With the blessing of the Parliamentarian, this fix worked like a charm. Whenever the conference report on the budget came out, it would trigger the Rule and the debt ceiling increase was inherently and automatically deemed to have been passed to accommodate the spending and revenues in the budget. But when Republicans took back control of the House in 1995, they saw an opportunity to add political pain back into the process. They suspended the rule so that President Clinton would have to work an extra step to get the ceiling raised. And when the GOP took control of Congress in 2010, they worked to kill the rule and did so officially in 2011 in order to burden the Obama White House.
With the Democrats just barely in control today, it's time to bring the Gephardt Rule back. As Florida State law professor Neil H. Buchanan recently wrote, when the reconciliation bill top-line amount is finally settled upon next month, legislators should simply add the provision, "As appropriate, the Secretary of the Treasury shall compute and is authorized to adjust the borrowing limit to prevent the United States from defaulting on the obligations created under this and previous fiscal measures."
This solution has the added benefit of not putting a dollar limit on the debt ceiling or even actually suspending it. It hands the computations over to the Treasury Secretary and it makes the process no big deal. Professor Buchanan even suggests, for political messaging, that it be called something like the "America Always Pays Its Bills Law."
Other legal experts have begun to weigh in with approval. Professor Laurence Tribe, who reviewed the proposal, called it "a smart way out of the debt ceiling mess" and urged Congress to "include this sentence in the reconciliation measure to call McConnell's bluff." If there are concerns about the timing of the bill, it seems reasonable to assure that this could also be a clean amendment, supported by all 50 Democrats long in advance, that the Democrats promise to add during the Vote-a-Rama process.

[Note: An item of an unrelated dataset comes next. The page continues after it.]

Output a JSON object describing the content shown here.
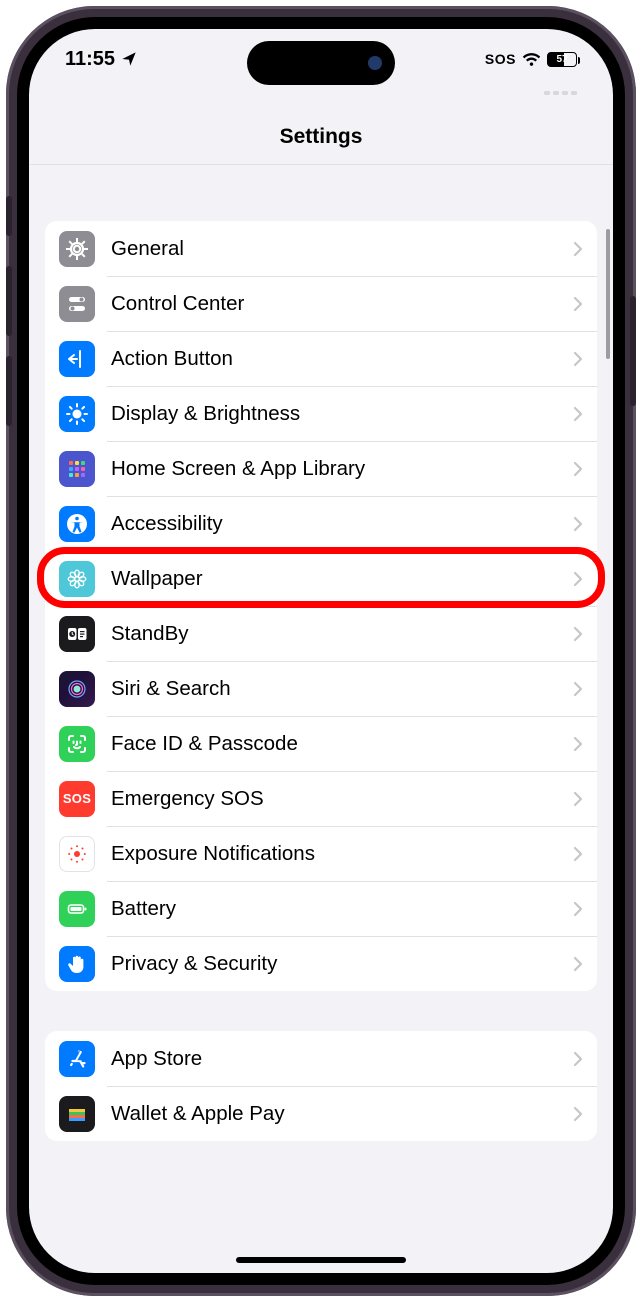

McConnell is likely well aware by now that his game of Russian Roulette can be shut down with a reinstatement of the Gephardt Rule. So by insisting that Democrats go it alone on the debt ceiling, he is hoping only to force them to hurry and stress over the big budget bill, which now must come together before a default occurs around October 18. But this pressure might actually play into Schumer's hand by giving him added leverage against the two holdouts in his conference, Sens. Joe Manchin and Kyrsten Sinema, whose big corporate backers most certainly do not want to see chaos in the markets.